**Source material:**

+++

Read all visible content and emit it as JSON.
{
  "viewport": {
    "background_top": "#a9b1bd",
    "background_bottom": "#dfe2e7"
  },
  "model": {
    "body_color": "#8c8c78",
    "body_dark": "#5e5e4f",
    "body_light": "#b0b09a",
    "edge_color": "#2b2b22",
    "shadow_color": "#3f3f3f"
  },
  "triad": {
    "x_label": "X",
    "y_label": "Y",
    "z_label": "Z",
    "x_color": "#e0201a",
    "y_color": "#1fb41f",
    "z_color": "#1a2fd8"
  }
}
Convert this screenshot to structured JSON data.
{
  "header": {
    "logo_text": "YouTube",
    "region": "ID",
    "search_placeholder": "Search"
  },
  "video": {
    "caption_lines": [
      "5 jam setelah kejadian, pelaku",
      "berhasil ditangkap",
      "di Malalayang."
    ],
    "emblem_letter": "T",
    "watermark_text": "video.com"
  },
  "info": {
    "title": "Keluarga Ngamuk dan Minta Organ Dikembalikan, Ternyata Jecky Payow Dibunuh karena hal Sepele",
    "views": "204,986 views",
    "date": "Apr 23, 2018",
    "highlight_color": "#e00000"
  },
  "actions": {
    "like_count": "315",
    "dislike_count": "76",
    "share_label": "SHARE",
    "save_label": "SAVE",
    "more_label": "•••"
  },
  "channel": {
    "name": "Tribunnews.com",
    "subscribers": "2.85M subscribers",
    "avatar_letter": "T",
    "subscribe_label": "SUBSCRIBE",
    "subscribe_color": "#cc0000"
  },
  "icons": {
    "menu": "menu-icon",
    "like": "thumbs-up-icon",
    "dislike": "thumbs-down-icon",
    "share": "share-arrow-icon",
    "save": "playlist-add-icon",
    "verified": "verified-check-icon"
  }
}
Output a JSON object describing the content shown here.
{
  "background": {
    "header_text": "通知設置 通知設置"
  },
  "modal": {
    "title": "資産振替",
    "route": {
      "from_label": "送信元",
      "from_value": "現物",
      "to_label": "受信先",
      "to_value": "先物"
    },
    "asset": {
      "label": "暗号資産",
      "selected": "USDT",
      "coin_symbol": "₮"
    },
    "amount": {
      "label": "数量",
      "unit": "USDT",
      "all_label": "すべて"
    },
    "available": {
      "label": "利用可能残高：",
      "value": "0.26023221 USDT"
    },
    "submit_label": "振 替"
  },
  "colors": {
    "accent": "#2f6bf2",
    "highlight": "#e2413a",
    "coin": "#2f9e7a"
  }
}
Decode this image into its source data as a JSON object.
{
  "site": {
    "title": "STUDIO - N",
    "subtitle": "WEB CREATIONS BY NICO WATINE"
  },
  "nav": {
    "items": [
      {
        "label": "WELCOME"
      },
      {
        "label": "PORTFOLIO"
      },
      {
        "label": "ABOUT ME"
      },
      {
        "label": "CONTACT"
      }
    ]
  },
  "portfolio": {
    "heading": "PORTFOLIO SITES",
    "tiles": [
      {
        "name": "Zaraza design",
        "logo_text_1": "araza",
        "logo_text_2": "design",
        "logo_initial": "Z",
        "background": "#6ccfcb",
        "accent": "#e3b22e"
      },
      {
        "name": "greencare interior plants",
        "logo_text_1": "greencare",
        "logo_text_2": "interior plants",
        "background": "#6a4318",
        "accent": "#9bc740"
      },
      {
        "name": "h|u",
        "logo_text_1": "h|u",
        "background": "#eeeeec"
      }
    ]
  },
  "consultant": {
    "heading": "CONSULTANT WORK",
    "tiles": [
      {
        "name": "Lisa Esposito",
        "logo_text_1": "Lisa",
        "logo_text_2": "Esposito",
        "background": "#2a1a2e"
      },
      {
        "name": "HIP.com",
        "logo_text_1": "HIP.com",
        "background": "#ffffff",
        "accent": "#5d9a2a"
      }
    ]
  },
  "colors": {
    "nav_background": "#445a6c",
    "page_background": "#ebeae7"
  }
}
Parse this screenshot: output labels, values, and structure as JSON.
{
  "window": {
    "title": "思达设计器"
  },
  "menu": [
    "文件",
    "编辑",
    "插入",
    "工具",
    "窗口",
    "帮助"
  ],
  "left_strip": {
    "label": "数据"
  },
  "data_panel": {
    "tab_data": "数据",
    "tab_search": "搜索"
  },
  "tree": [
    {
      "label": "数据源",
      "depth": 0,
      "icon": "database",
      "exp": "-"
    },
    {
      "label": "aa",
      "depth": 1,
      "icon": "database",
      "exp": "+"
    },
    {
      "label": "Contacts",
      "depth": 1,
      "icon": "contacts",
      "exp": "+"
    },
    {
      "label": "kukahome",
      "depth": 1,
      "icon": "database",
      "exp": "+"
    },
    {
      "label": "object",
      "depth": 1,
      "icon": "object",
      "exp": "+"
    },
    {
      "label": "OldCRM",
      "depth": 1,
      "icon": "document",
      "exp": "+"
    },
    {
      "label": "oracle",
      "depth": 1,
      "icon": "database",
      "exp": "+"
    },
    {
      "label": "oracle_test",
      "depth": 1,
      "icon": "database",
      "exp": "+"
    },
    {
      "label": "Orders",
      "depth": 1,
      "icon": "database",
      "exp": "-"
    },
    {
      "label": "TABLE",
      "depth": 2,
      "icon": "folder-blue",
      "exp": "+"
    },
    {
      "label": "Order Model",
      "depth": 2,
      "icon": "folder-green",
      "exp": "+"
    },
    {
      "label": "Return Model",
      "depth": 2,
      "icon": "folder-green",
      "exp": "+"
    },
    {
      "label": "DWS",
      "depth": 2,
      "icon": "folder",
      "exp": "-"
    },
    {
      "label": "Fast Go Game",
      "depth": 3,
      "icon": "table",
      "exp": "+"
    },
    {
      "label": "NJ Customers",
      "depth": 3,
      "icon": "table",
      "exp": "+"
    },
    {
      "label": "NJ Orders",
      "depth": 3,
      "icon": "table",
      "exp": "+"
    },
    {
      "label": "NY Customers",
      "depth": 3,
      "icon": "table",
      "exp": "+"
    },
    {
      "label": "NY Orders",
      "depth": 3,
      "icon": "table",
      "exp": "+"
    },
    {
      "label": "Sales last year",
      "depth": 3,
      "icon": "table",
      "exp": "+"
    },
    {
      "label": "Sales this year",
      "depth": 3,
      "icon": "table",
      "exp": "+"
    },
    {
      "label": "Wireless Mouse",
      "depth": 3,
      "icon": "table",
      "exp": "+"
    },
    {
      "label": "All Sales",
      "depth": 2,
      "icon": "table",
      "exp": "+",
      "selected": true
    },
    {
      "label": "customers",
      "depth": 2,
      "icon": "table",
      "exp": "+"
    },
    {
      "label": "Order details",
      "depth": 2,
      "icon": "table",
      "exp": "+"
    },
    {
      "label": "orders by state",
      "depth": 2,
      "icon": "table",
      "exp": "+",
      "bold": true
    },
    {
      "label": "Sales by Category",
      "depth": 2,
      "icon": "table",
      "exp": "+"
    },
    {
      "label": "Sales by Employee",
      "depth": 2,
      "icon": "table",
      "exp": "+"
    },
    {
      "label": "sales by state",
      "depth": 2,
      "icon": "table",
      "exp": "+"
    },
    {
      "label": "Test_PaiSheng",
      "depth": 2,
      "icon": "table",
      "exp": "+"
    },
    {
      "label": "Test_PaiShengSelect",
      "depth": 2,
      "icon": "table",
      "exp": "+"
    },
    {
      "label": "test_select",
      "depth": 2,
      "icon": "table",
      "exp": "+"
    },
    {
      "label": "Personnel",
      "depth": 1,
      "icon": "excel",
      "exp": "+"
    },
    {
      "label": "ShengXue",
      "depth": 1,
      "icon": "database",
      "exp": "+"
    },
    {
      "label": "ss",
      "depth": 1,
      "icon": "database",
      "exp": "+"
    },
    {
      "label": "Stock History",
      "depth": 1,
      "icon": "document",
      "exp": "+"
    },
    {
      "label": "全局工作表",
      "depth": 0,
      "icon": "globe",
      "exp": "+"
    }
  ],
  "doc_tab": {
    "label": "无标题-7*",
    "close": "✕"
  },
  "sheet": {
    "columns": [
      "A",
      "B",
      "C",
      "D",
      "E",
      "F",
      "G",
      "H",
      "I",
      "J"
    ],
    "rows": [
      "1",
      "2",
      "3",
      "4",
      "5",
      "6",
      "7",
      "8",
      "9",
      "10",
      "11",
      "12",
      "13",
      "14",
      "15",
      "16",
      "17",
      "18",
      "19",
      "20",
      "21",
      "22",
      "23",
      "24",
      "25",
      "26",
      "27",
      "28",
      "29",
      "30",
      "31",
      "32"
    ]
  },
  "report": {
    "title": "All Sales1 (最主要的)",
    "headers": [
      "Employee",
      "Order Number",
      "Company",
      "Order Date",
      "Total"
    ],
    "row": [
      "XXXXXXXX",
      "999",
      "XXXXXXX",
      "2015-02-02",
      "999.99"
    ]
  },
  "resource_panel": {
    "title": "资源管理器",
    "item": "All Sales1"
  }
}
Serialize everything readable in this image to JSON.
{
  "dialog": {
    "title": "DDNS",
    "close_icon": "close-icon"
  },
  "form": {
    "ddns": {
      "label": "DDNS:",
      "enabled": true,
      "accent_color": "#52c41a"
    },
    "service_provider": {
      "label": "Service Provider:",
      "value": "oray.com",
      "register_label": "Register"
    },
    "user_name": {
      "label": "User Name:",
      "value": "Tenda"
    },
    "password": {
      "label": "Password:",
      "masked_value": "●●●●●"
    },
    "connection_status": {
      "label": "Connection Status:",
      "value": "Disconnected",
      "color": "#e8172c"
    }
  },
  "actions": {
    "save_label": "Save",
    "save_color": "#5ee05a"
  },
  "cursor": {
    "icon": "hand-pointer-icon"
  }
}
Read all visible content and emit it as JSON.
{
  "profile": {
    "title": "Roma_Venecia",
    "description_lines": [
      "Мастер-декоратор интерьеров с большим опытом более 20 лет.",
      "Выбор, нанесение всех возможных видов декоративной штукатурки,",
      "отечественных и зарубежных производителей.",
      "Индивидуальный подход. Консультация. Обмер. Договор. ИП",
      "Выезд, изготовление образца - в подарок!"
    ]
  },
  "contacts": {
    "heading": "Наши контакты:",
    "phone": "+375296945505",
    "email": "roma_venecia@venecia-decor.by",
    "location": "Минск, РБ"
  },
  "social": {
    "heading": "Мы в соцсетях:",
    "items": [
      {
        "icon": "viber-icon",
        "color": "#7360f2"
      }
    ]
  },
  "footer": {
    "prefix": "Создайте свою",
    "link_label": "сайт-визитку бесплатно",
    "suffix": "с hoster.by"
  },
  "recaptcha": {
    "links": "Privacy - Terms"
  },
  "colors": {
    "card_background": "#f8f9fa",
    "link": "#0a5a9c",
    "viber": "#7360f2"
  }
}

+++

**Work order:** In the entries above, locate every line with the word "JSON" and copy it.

**Result:**
Read all visible content and emit it as JSON.
Convert this screenshot to structured JSON data.
Output a JSON object describing the content shown here.
Decode this image into its source data as a JSON object.
Parse this screenshot: output labels, values, and structure as JSON.
Serialize everything readable in this image to JSON.
Read all visible content and emit it as JSON.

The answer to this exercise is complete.